When Theodore was born he smelled like a walk through the woods on a warm summer day. Pineneedles baking in the sun. Some people say babies smell like fresh baked bread, but I wonder if what they smell like is home.

Dappled sun hits his face and I see it filtered through the tree outside the Boise bedroom that would be his.

When the milk comes into my breasts, they tingle like blood going back into cold feet after a day on the slopes. Ice fishing on the lake.

A walk through the park becomes the Boise River Greenbelt. The paths of sunbaked pine needles around lake Pend Orielle. I warm his cold hands and picture the warmth of the fireplace in my parents’ living room. 

We’d planned to settle in the Northwest and choose a time that was the right balance between our careers and his schooling. I didn’t expect both not to have a career here or that home would occupy my every Theodore-based thought.


Cluster Feeding

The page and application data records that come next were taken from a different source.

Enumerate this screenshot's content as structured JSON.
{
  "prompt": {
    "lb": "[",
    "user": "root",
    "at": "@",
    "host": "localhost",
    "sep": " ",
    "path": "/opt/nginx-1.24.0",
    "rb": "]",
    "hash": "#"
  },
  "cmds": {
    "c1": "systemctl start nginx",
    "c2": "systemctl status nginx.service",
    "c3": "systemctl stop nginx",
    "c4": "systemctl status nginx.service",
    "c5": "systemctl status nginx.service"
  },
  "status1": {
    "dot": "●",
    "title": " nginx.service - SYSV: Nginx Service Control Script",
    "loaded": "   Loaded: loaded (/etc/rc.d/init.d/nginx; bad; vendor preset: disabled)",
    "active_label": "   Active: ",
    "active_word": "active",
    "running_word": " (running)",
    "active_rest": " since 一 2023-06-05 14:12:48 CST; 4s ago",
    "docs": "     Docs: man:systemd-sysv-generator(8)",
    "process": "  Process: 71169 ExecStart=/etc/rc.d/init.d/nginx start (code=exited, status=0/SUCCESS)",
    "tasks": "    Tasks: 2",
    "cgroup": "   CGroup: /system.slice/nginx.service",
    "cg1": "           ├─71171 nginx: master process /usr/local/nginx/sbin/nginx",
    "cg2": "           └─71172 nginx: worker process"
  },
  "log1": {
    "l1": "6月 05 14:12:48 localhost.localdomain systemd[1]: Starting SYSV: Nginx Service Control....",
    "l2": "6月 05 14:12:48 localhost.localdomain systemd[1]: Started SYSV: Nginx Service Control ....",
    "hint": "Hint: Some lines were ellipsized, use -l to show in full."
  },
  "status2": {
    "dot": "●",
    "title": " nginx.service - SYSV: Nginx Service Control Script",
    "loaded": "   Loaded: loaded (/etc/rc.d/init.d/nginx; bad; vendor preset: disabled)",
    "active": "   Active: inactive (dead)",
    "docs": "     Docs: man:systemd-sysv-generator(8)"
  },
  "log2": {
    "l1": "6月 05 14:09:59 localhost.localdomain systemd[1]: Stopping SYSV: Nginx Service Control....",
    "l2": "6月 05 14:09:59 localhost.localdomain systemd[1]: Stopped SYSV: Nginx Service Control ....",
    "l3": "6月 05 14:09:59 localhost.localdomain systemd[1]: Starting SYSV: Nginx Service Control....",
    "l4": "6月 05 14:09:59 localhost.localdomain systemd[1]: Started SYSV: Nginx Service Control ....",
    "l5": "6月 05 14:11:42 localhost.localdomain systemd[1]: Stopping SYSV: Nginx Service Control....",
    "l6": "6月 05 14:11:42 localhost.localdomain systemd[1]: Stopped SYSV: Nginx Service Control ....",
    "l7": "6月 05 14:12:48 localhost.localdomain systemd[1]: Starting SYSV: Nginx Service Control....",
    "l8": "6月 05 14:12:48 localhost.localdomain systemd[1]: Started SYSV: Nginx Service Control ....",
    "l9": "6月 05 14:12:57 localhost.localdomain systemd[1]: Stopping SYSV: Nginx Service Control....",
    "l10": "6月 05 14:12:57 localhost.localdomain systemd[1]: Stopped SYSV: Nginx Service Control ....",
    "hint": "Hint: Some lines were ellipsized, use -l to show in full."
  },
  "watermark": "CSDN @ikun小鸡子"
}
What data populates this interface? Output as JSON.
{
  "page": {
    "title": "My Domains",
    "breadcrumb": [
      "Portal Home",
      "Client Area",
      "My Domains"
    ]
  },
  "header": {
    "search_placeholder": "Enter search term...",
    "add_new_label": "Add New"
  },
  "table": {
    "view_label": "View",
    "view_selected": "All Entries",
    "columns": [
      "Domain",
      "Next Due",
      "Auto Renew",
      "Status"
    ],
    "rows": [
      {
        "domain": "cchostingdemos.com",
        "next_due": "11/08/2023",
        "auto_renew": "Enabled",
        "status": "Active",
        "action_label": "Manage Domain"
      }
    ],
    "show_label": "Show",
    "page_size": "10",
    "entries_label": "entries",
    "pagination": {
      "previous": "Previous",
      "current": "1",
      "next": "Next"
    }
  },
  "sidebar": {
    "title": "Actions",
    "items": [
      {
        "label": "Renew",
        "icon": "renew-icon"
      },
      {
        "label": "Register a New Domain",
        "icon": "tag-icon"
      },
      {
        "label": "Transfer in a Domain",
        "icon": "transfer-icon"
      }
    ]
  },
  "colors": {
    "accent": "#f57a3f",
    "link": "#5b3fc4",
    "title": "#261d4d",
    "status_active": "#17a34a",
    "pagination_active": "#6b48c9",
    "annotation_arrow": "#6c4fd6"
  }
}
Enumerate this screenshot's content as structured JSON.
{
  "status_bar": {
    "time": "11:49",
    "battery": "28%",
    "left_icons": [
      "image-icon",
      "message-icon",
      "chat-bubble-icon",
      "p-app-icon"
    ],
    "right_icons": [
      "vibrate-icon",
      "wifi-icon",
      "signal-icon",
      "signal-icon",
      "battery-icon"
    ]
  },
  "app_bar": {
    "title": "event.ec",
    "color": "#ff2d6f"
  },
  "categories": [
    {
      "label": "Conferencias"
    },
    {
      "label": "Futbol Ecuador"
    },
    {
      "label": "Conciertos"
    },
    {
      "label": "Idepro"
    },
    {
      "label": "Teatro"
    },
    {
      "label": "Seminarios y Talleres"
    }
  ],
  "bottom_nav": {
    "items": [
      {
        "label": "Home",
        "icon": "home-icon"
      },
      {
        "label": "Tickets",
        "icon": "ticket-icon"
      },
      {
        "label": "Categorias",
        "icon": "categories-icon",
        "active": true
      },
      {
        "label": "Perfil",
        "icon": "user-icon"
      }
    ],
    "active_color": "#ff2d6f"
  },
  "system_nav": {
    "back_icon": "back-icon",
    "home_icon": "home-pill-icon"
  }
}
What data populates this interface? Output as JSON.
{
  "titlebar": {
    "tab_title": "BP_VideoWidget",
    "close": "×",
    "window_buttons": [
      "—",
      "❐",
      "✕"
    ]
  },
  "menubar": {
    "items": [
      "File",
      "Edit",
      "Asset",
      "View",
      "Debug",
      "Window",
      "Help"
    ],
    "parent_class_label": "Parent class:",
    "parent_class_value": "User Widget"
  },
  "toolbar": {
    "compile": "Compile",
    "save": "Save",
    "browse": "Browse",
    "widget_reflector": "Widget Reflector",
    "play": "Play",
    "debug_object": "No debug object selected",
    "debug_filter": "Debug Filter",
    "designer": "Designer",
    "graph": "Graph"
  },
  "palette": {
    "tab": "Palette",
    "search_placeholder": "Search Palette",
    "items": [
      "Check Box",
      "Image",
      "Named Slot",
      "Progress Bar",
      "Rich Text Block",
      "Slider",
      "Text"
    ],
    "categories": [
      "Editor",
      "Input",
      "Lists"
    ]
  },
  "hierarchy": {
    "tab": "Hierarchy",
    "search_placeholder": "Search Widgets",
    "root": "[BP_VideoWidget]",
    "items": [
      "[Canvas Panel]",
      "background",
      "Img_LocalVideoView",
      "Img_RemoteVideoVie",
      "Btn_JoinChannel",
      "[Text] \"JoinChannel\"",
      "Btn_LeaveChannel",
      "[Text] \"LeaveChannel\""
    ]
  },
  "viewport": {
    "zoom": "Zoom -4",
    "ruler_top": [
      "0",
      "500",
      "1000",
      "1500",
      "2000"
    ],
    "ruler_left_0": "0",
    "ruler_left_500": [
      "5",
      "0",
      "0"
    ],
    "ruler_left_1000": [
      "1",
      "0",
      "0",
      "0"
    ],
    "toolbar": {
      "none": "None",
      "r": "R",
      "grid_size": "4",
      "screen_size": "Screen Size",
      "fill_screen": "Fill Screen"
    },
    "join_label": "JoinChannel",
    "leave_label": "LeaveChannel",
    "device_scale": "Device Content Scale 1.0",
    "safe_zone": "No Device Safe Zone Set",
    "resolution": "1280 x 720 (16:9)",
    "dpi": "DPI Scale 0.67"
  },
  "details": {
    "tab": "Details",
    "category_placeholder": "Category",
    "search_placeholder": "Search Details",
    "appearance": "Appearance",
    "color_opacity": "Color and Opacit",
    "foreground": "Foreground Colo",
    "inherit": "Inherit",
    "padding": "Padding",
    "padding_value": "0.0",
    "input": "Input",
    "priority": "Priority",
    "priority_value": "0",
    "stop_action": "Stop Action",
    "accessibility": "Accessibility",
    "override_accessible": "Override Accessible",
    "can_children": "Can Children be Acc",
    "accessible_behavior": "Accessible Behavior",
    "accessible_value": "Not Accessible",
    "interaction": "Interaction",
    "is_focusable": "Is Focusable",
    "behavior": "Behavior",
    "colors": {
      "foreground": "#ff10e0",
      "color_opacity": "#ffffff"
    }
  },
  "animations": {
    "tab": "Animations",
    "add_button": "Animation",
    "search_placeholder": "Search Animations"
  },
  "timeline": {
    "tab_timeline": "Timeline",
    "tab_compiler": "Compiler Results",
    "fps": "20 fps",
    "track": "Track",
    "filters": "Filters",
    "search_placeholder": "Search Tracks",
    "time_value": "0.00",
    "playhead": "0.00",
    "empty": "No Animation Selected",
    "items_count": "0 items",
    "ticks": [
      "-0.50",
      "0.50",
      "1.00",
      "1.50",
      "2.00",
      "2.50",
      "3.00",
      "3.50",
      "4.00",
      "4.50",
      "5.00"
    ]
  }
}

I haven’t peed, eaten, or hydrated in 2 hours and my body is telling me desperately that I should have done all of those things half an hour ago. Theo’s taking in so much milk he’s peed through his diaper twice. His eyes are beautiful. And wild.

After breastfeeding for one hour and 30 minutes, during which time I spent the last 15 minutes sobbing, I called a lactation consultant to help with my very sore nipples. She says he’s probably going through a growth spurt and that I should discontinue dairy because his thrashing around with my nipple twisted in his mouth might be caused by gastric distress.

It’s demanding and I’m unhappy right in the nipple-twisted moment, but taking care of this tiny human feels useful the way woodworking or teaching or building something with my hands feels useful. I’m surprised by my enthusiasm for it.

The calm before the storm

Baby Kraken

Birth Story

I suspect the worst thing a soon-to-be parent could hear is that their son rates very low on a standard metric of health. Jake was surprisingly calm, considering, although he did drive like a singularly focused crazy person on our way back to the hospital. I didn’t mention it. He didn’t have the benefit of an intuition that said everything was fine.

A diagnosis of intrauterine growth restriction got us kicked out of the alternative birthing center and into the hospital. The baby’s measurements were less than the 5th percentile and our midwives’ consulting OB was very concerned. We negotiated a trip home to grab our things, promising to check back in in an hour. I tied my hair back, washed my face and put on the bear earings Jake brought back from Salt Lake. Warpaint and talismans.

We would start down the path of Cervidil, Pitocin, and IV drips, not the ideal we discussed in our doula-lead birthing class, but I would choose how to manage pain. My midwife would be there to deliver the baby, get me a room with a bathtub, and talk with me about mindfulness.

What I found most difficult turned out to be claustrophobia. The pain filled me up and, in that little cord-cluttered corner of the room where I stood and swayed, there was nowhere to release it. Women should give birth in big open fields or on mountaintops, surrounded by calm other women who have also given birth. The midwife and nurses were only able to check in on us intermittently because there were eight other women laboring in little hospital rooms at the same time, so Jake supported me alone (what would I do without Jake?). He massaged my back, brought me cool towels, and wrangled nurses.

Labor took too long and my wise, trusted midwife was replaced by a new one. She said I looked scared and not to be. Was I scared? Is that why there were no rests between contractions, just continuous pain? I should relax. I got in the bath. This was a godsend.

The bath was so restful that exhaustion blanketed me and I dozed between contractions. Each one would wake me, shocked and disoriented, and I’d have to remember where I was before I could send the pain through my feet and breathe. I was tired and struggling. When I decided to get an epidural, alarms sounded in the hospital and Jake wasn’t able to find anyone to ask. It came much later, and, as the anesthesiologists were leaving, my midwife (who turned out to be excellent) came in and told me it was time to push. How did I not know?

My blood pressure and the baby’s heart rate dropped. They gave us epinephrine and I used everything I had to push him through the birth canal as quickly as possible. There was a thunderstorm. I didn’t notice it, but Jake did and hearing it was there pleased me. When they placed our new baby on my chest 45 minutes later, the clouds had dissolved and the city six floors below was hot and flat. Our baby was an encouraging size, covered in hair, with big beautiful eyes that shone in the sunlight.

For days after the birth, epidural and claustrophobia notwithstanding, I felt strong and calm; grateful for the chance to push past a limit I thought I had, but didn’t. Annoyances like aggressive medical schedules, heel pricks, lack of sleep, and nurses who stayed too long and talked to loud couldn’t disturb the new inner calm at my core. I watched them and my reactions to them from a distance, sanguine. We had a baby.